The Graduate scriptwriter Buck Henry passes away at 89 after suffering heart attack

The renowned actor-director and screenwriter also hosted the Saturday Night Live show in the late 1970s

Renowned actor-director and screenwriter Buck Henry died of a cardiac arrest at Cedars-Sinai Health Center in Los Angeles. The 89-year-old writer of The Graduate is survived by his wife, who was at his bedside in his final moments.

Apart from co-writing The Graduate, Henry also wrote and co-directed 1978 cult classic Heaven Can Wait. Born as Henry Zuckerman in 1930, he was the son of silent film star Ruth Taylor. It was in 1960 that Henry entered the world of glamour on TV shows.

Henry started his journey with television shows

Buck Henry

Before moving to the big screen, Henry appeared on The New Steve Allen Show and That Was the Week That Was. In 1967, he won an Emmy Award for spy parody Get Smart, a collaboration between Henry and Mel Brooks.

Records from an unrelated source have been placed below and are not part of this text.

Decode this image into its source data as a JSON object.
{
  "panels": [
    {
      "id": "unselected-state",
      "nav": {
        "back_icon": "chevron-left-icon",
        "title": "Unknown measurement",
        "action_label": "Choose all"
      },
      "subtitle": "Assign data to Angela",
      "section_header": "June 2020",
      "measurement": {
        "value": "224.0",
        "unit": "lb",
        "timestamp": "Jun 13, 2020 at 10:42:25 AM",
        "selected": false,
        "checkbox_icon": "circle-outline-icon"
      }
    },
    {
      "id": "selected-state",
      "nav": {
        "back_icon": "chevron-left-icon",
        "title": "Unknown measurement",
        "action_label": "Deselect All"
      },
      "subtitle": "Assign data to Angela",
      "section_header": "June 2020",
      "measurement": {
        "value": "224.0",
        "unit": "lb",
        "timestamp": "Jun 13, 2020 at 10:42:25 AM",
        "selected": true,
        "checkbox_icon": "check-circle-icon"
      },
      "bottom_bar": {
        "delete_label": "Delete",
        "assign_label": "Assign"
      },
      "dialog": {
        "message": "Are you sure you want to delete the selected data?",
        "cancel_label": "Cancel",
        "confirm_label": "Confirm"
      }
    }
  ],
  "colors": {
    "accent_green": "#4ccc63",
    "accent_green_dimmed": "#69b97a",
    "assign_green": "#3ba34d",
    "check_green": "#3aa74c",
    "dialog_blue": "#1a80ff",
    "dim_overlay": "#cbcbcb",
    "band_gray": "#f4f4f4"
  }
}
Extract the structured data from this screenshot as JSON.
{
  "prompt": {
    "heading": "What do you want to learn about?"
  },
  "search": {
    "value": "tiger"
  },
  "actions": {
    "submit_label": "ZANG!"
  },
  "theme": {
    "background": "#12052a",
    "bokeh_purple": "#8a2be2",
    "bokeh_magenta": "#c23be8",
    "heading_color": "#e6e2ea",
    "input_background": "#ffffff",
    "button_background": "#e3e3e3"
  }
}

In one of his previous interviews, Henry spoke about his spy spoof. "Nobody seems to remember it but me. I go to [Talent Associates partner Danny Melnick's office], and he says, 'I want to give you guys an idea: What are the two biggest movies in the world today? James Bond and Inspector Clouseau. Get my point?' ... It's parody and satire."

An audience favourite during his appearances as a host on Saturday Night Live, Henry was nominated twice for the Oscars for The Graduate and Heaven Can Wait, which he co-directed with Warren Beatty.

'When [you] get stuck in a scene, write nonsense,' Henry

During a 2009 interview for the TV Academy Foundation, Henry spoke about the secret behind his writing: "I wish I could do what writers of my generation do, which is just — open the gate and let it come out. I envy them. It's hard for me to do. That's why I liked writing for television because I had to do something every day. ... So the best secret is — and it's not a secret — is just when [you] get stuck in a scene, write nonsense. But do something to keep your hand moving, doing something on the page. That's all. There are no great insights."

In 1970's Henry went on to write some great films such as What's Up, Doc? along with book adaptations including Catch-22, The Owl and the Pussycat, and The Day of the Dolphin.